§ **WORK ITEM**
Scan the entries below for the word "JSON" and copy every line in which it occurs.

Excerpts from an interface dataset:
★ ★ ★ ★ ★ ★ ★

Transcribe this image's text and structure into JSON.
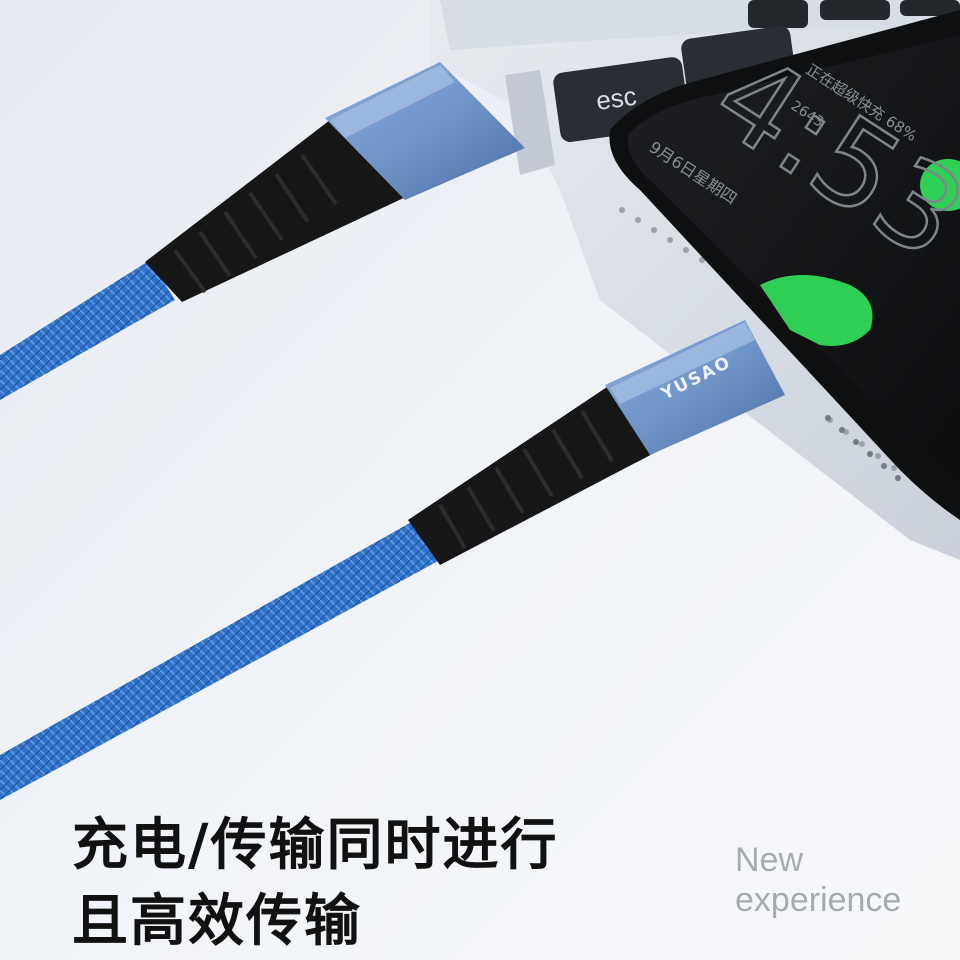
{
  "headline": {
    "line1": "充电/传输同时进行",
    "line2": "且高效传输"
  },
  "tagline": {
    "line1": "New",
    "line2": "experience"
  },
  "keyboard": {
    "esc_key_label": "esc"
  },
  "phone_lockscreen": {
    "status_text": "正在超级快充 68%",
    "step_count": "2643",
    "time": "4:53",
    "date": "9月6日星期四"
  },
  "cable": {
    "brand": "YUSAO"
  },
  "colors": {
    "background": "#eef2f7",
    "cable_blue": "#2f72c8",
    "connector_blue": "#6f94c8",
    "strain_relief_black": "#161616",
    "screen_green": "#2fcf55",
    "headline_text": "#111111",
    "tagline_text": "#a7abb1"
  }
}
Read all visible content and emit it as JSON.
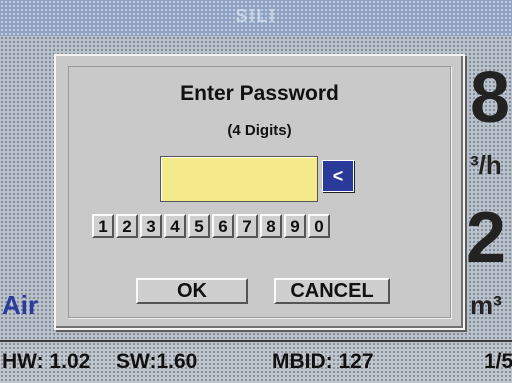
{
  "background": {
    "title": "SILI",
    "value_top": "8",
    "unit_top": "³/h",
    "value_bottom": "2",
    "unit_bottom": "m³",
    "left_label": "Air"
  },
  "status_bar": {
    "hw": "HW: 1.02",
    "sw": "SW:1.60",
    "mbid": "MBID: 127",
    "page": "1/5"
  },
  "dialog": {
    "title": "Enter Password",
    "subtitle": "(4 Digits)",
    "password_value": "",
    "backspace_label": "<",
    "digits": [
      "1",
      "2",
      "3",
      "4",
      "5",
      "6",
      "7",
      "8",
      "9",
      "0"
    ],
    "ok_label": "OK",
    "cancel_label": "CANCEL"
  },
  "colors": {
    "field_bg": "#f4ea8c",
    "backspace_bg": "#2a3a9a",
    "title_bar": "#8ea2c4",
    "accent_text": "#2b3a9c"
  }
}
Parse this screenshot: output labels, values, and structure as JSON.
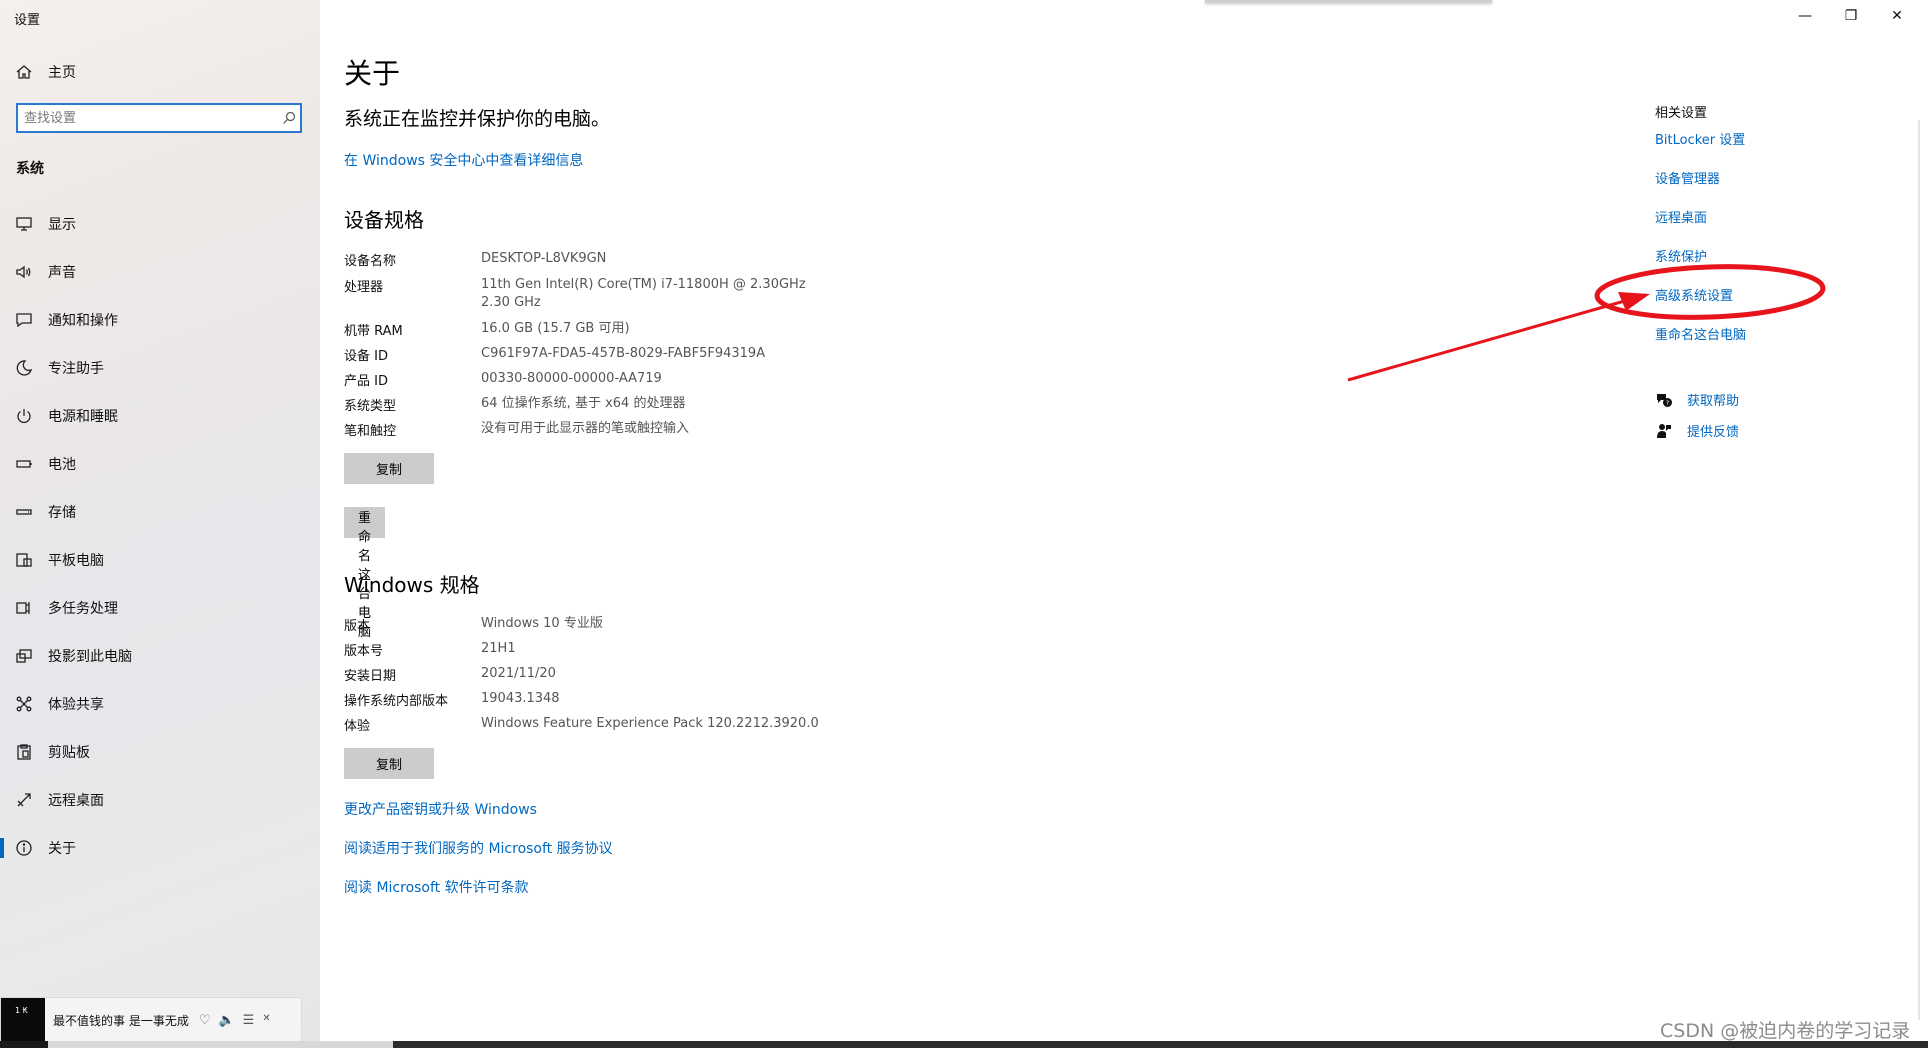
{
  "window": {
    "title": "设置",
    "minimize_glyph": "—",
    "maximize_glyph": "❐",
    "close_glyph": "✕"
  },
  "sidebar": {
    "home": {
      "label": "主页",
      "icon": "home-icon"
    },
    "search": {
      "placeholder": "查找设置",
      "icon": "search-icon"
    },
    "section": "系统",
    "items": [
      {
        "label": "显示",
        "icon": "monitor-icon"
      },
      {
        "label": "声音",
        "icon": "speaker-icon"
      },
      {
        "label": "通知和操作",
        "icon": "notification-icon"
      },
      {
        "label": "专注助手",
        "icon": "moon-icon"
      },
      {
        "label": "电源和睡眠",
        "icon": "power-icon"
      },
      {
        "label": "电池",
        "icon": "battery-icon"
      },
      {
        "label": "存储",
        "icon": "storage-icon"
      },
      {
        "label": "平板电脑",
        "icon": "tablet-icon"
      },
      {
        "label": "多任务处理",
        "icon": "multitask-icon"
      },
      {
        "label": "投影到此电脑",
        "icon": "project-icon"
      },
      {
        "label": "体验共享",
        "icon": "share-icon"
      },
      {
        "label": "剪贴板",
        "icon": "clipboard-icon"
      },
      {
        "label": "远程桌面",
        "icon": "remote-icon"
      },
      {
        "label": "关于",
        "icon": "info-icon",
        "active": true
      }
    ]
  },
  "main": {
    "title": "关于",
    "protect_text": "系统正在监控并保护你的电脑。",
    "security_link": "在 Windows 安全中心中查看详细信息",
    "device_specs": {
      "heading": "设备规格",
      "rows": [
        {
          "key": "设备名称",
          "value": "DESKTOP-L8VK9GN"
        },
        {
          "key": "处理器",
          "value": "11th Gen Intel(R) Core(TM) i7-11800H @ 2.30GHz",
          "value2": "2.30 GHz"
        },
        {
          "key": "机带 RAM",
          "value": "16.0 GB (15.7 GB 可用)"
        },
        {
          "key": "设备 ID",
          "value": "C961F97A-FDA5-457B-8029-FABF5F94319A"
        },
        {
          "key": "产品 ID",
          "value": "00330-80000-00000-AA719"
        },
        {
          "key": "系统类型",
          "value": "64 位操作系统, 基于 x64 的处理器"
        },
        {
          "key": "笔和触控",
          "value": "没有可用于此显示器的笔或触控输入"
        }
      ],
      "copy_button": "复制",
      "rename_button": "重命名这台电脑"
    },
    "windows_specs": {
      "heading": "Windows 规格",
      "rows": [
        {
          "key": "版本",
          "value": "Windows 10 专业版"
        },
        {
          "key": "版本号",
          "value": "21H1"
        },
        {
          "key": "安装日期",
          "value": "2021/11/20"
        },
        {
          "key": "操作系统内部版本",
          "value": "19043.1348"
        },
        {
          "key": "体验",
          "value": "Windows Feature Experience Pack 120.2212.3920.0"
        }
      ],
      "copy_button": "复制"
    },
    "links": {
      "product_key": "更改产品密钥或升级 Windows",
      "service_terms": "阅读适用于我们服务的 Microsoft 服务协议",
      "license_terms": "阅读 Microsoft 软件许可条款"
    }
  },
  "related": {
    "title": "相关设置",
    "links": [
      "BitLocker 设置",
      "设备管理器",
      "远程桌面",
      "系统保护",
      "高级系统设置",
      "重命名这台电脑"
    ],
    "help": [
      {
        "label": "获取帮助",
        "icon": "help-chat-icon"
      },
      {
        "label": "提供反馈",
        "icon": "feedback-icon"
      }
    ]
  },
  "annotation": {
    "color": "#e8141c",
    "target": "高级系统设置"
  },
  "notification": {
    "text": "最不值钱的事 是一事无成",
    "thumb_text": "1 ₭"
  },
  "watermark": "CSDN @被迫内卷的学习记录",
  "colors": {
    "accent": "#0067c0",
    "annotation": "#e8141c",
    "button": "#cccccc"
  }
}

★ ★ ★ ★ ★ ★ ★

§ **THE COMPLETED TASK**
Transcribe this image's text and structure into JSON.
Read all visible content and emit it as JSON.
Parse this screenshot: output labels, values, and structure as JSON.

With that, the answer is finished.